I recognize that’s my opinion. Have you had a critique group that’s made all the difference to your writing?butterf5


E. B. Davis said...

I've had the exact opposite experience Pauline. My in-person writers group bombed. The problem was that the only group I found were male sci fi writers, which shouldn't have made a difference, but I could tell that no one really was reading my stuff. My online group (Guppies) are so more helpful, into my genre (even if mine is mixed), and positive. I feel the same way about my online short story group as well-so much better. Perhaps the in-person group and I just weren't well suited. I'm so gald you have good support where you live.

Pauline Alldred said...

Sci Fi is so different from mystery, Elaine. I guess we just have to search until we find the group where we click.

HSS said...

All my Guppies critique groups have been excellent. My first and last in person critique was horrible. But it drove me to find writing classes. In those classes I found the type of feed back you're talking about. I'd have to say that it's not whether it's in person or not, but how well it's done.

Leslie said...

Used to be part of a great group, but I moved away. Haven't been able to duplicate it and have had bad experiences with other groups since.

Pauline Alldred said...

Hi HSS and Leslie, it seems a writer has to search for the most helpful group and then it's so hard to leave that group. An unhelpful group,I think, is less than nothing.

Katherine said...

I agree with you. I prefer in-person critiquing. It could be because I had such a great first experience and haven't been able to duplicate it since. My former critique partner and I would meet one evening each week at our local Barnes & Noble for a couple of hours. Unfortunately, she sent a query letter to an agent, received a "good story, but not what I'm looking for right now" rejection letter. With that one letter, she stopped writing completely, saying she couldn't handle the rejections sure to come in the future. No matter how hard I tried, I couldn't convince her it was just one person's opinion. Not long after that, she moved and we lost touch.

Pauline Alldred said...

That is too bad, Katherine. Rejection is hard to take but maybe writers have to recover from the first one and grow a thicker skin.

Warren Bull said...
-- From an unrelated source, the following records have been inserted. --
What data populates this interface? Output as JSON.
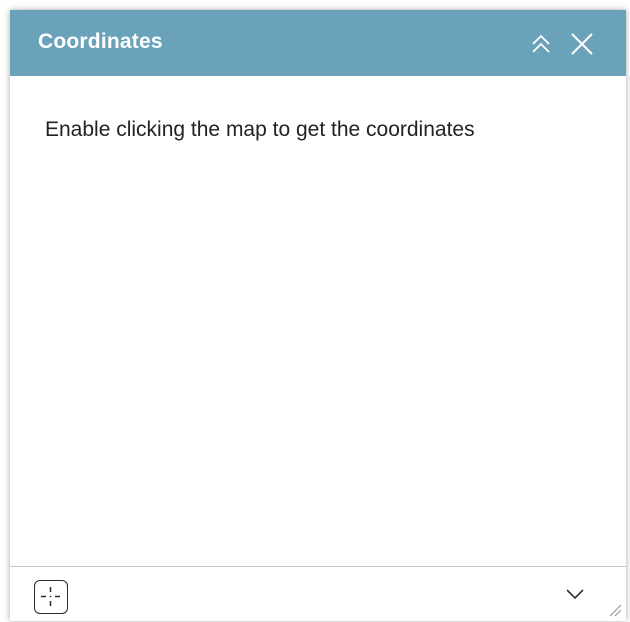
{
  "widget": {
    "title": "Coordinates",
    "message": "Enable clicking the map to get the coordinates",
    "header_color": "#6aa2b9",
    "icons": {
      "collapse": "double-chevron-up-icon",
      "close": "close-icon",
      "locate": "crosshair-icon",
      "expand": "chevron-down-icon",
      "resize": "resize-grip-icon"
    }
  }
}
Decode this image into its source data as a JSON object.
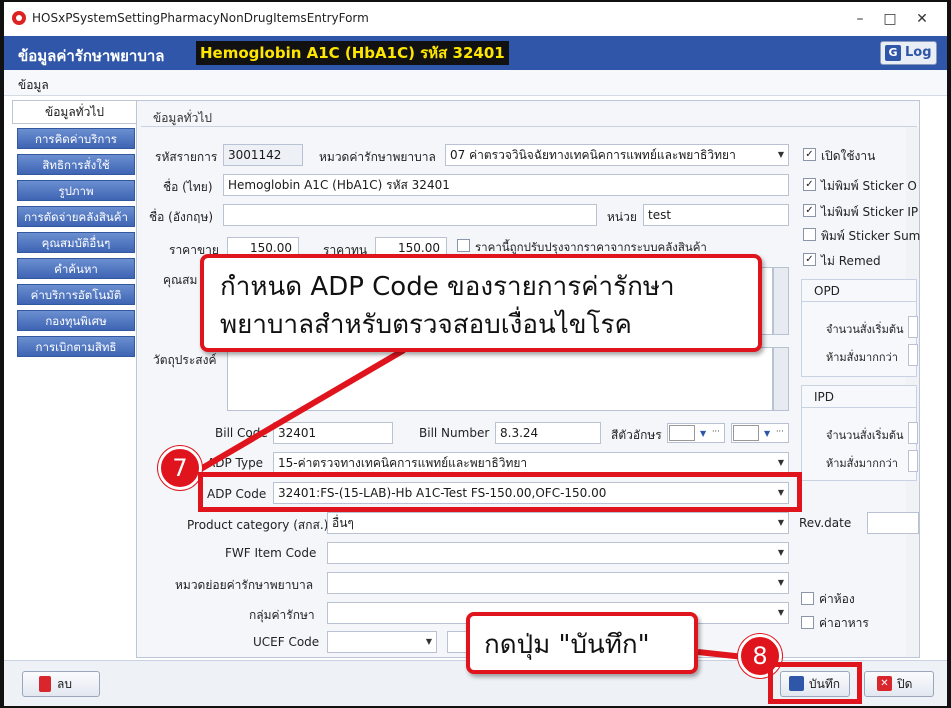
{
  "window": {
    "title": "HOSxPSystemSettingPharmacyNonDrugItemsEntryForm",
    "minimize_glyph": "–",
    "maximize_glyph": "□",
    "close_glyph": "✕"
  },
  "header": {
    "label": "ข้อมูลค่ารักษาพยาบาล",
    "item_name": "Hemoglobin A1C (HbA1C) รหัส 32401",
    "log_button": "Log",
    "log_icon": "G"
  },
  "menu": {
    "item": "ข้อมูล"
  },
  "sidebar": {
    "active_tab": "ข้อมูลทั่วไป",
    "items": [
      "การคิดค่าบริการ",
      "สิทธิการสั่งใช้",
      "รูปภาพ",
      "การตัดจ่ายคลังสินค้า",
      "คุณสมบัติอื่นๆ",
      "คำค้นหา",
      "ค่าบริการอัตโนมัติ",
      "กองทุนพิเศษ",
      "การเบิกตามสิทธิ"
    ]
  },
  "panel": {
    "tab_title": "ข้อมูลทั่วไป",
    "item_code_label": "รหัสรายการ",
    "item_code": "3001142",
    "category_label": "หมวดค่ารักษาพยาบาล",
    "category": "07 ค่าตรวจวินิจฉัยทางเทคนิคการแพทย์และพยาธิวิทยา",
    "name_th_label": "ชื่อ (ไทย)",
    "name_th": "Hemoglobin A1C (HbA1C) รหัส 32401",
    "name_en_label": "ชื่อ (อังกฤษ)",
    "name_en": "",
    "unit_label": "หน่วย",
    "unit": "test",
    "sale_price_label": "ราคาขาย",
    "sale_price": "150.00",
    "cost_price_label": "ราคาทุน",
    "cost_price": "150.00",
    "price_adjust_label": "ราคานี้ถูกปรับปรุงจากราคาจากระบบคลังสินค้า",
    "properties_label": "คุณสม",
    "purpose_label": "วัตถุประสงค์",
    "bill_code_label": "Bill Code",
    "bill_code": "32401",
    "bill_number_label": "Bill Number",
    "bill_number": "8.3.24",
    "text_color_label": "สีตัวอักษร",
    "adp_type_label": "ADP Type",
    "adp_type": "15-ค่าตรวจทางเทคนิคการแพทย์และพยาธิวิทยา",
    "adp_code_label": "ADP Code",
    "adp_code": "32401:FS-(15-LAB)-Hb A1C-Test FS-150.00,OFC-150.00",
    "product_category_label": "Product category (สกส.)",
    "product_category": "อื่นๆ",
    "rev_date_label": "Rev.date",
    "fwf_label": "FWF Item Code",
    "subcategory_label": "หมวดย่อยค่ารักษาพยาบาล",
    "group_label": "กลุ่มค่ารักษา",
    "ucef_label": "UCEF Code"
  },
  "right_options": {
    "checks": [
      {
        "label": "เปิดใช้งาน",
        "checked": true
      },
      {
        "label": "ไม่พิมพ์ Sticker O",
        "checked": true
      },
      {
        "label": "ไม่พิมพ์ Sticker IP",
        "checked": true
      },
      {
        "label": "พิมพ์ Sticker Sum",
        "checked": false
      },
      {
        "label": "ไม่ Remed",
        "checked": true
      }
    ],
    "opd_title": "OPD",
    "ipd_title": "IPD",
    "start_qty_label": "จำนวนสั่งเริ่มต้น",
    "max_qty_label": "ห้ามสั่งมากกว่า",
    "room_fee_label": "ค่าห้อง",
    "food_fee_label": "ค่าอาหาร"
  },
  "footer": {
    "delete_button": "ลบ",
    "save_button": "บันทึก",
    "close_button": "ปิด"
  },
  "annotations": {
    "callout_7_line1": "กำหนด ADP Code ของรายการค่ารักษา",
    "callout_7_line2": "พยาบาลสำหรับตรวจสอบเงื่อนไขโรค",
    "step_7": "7",
    "callout_8": "กดปุ่ม \"บันทึก\"",
    "step_8": "8"
  },
  "colors": {
    "header_blue": "#2f56a8",
    "highlight_yellow": "#ffe600",
    "annotation_red": "#e0141c"
  }
}
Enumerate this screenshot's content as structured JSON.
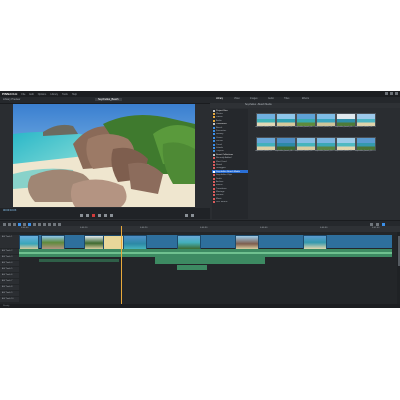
{
  "app": {
    "logo": "PINNACLE",
    "menu": [
      "File",
      "Edit",
      "Options",
      "Library",
      "Tools",
      "Help"
    ],
    "mode_tabs": [
      "Import",
      "Edit",
      "Export"
    ],
    "active_mode": "Edit"
  },
  "player": {
    "panel_label": "Library Preview",
    "title": "Seychelles_Beach",
    "timecode": "00:00:10.03",
    "source_label": "Timeline"
  },
  "browser": {
    "tabs": [
      "Library",
      "Video",
      "Images",
      "Audio",
      "Titles",
      "Effects"
    ],
    "active_tab": "Library",
    "path": "Seychelles  ›  Beach Media",
    "tree": [
      {
        "label": "Project Bins",
        "type": "hdr",
        "color": "#c0c4c8"
      },
      {
        "label": "Photos",
        "type": "item",
        "color": "#e8a93b"
      },
      {
        "label": "Videos",
        "type": "item",
        "color": "#e8a93b"
      },
      {
        "label": "Audio",
        "type": "item",
        "color": "#e8a93b"
      },
      {
        "label": "Collections",
        "type": "hdr",
        "color": "#c0c4c8"
      },
      {
        "label": "Beach",
        "type": "item",
        "color": "#3b8fe8"
      },
      {
        "label": "Favourites",
        "type": "item",
        "color": "#3b8fe8"
      },
      {
        "label": "Holiday",
        "type": "item",
        "color": "#3b8fe8"
      },
      {
        "label": "Ocean",
        "type": "item",
        "color": "#3b8fe8"
      },
      {
        "label": "Sunset",
        "type": "item",
        "color": "#3b8fe8"
      },
      {
        "label": "Travel",
        "type": "item",
        "color": "#3b8fe8"
      },
      {
        "label": "Islands",
        "type": "item",
        "color": "#3b8fe8"
      },
      {
        "label": "Tropical",
        "type": "item",
        "color": "#3b8fe8"
      },
      {
        "label": "Smart Collections",
        "type": "hdr",
        "color": "#c0c4c8"
      },
      {
        "label": "Recently Added",
        "type": "item",
        "color": "#d95b5b"
      },
      {
        "label": "Most Used",
        "type": "item",
        "color": "#d95b5b"
      },
      {
        "label": "Rated",
        "type": "item",
        "color": "#d95b5b"
      },
      {
        "label": "Untagged",
        "type": "item",
        "color": "#d95b5b"
      },
      {
        "label": "Seychelles Beach Media",
        "type": "sel",
        "color": "#ffffff"
      },
      {
        "label": "Seychelles Clips",
        "type": "item",
        "color": "#d95b5b"
      },
      {
        "label": "Drafts",
        "type": "item",
        "color": "#d95b5b"
      },
      {
        "label": "Archive",
        "type": "item",
        "color": "#d95b5b"
      },
      {
        "label": "Menus",
        "type": "item",
        "color": "#d95b5b"
      },
      {
        "label": "Transitions",
        "type": "item",
        "color": "#d95b5b"
      },
      {
        "label": "Montage",
        "type": "item",
        "color": "#d95b5b"
      },
      {
        "label": "Sounds",
        "type": "item",
        "color": "#d95b5b"
      },
      {
        "label": "Music",
        "type": "item",
        "color": "#d95b5b"
      },
      {
        "label": "Disc Menus",
        "type": "item",
        "color": "#d95b5b"
      }
    ],
    "thumbnails": [
      {
        "name": "seychelles_beach_01",
        "sky": "#6fb0df",
        "sea": "#3fb3b8",
        "land": "#e2d7b5"
      },
      {
        "name": "seychelles_beach_02",
        "sky": "#8ec6ea",
        "sea": "#2fa2b3",
        "land": "#d7c99b"
      },
      {
        "name": "seychelles_beach_03",
        "sky": "#5ea2d6",
        "sea": "#37aab0",
        "land": "#5f8a3c"
      },
      {
        "name": "seychelles_beach_04",
        "sky": "#7fbde6",
        "sea": "#3aa6c0",
        "land": "#cfc59a"
      },
      {
        "name": "seychelles_beach_05",
        "sky": "#dfe8ee",
        "sea": "#2f8fa8",
        "land": "#4f7a38"
      },
      {
        "name": "seychelles_beach_06",
        "sky": "#9cc9ea",
        "sea": "#4db5c3",
        "land": "#e0d3aa"
      },
      {
        "name": "seychelles_beach_07",
        "sky": "#6aa8d9",
        "sea": "#43b0bb",
        "land": "#ddd0a4"
      },
      {
        "name": "seychelles_beach_08",
        "sky": "#4f8fc6",
        "sea": "#2c89a6",
        "land": "#3e6a30"
      },
      {
        "name": "seychelles_beach_09",
        "sky": "#86bde4",
        "sea": "#46b4bc",
        "land": "#d9cc9f"
      },
      {
        "name": "seychelles_beach_10",
        "sky": "#7ab4df",
        "sea": "#3ba8b5",
        "land": "#5a8642"
      },
      {
        "name": "seychelles_beach_11",
        "sky": "#9ccbe9",
        "sea": "#50b9c2",
        "land": "#e3d6ad"
      },
      {
        "name": "seychelles_beach_12",
        "sky": "#5b9bd0",
        "sea": "#3499ad",
        "land": "#4b7535"
      }
    ]
  },
  "timeline": {
    "title": "Timeline",
    "ruler_labels": [
      "0:00:00",
      "0:00:10",
      "0:00:20",
      "0:00:30",
      "0:00:40",
      "0:00:50",
      "0:01:00"
    ],
    "tracks": [
      "A/V Track 1",
      "A/V Track 2",
      "A/V Track 3",
      "A/V Track 4",
      "A/V Track 5",
      "A/V Track 6",
      "A/V Track 7",
      "A/V Track 8",
      "A/V Track 9",
      "A/V Track 10"
    ],
    "status": "Ready"
  },
  "colors": {
    "accent": "#2a6fd6",
    "video_clip": "#2e6f9d",
    "audio_clip": "#3d8a62",
    "playhead": "#e8a93b"
  }
}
I've had a variety of experiences. The best group I ever attended was by invitation only. I had to submit a sample and be voted in. It was a no-holds-barred critique group: not for the faint of heart. But everyone in it wrote seriously and critiqued seriously. Other face to face groups have been helpful to some degree. I think if requires a match of skill levels and personalities which is hard to find. I also like and benefit from Guppies on-line groups.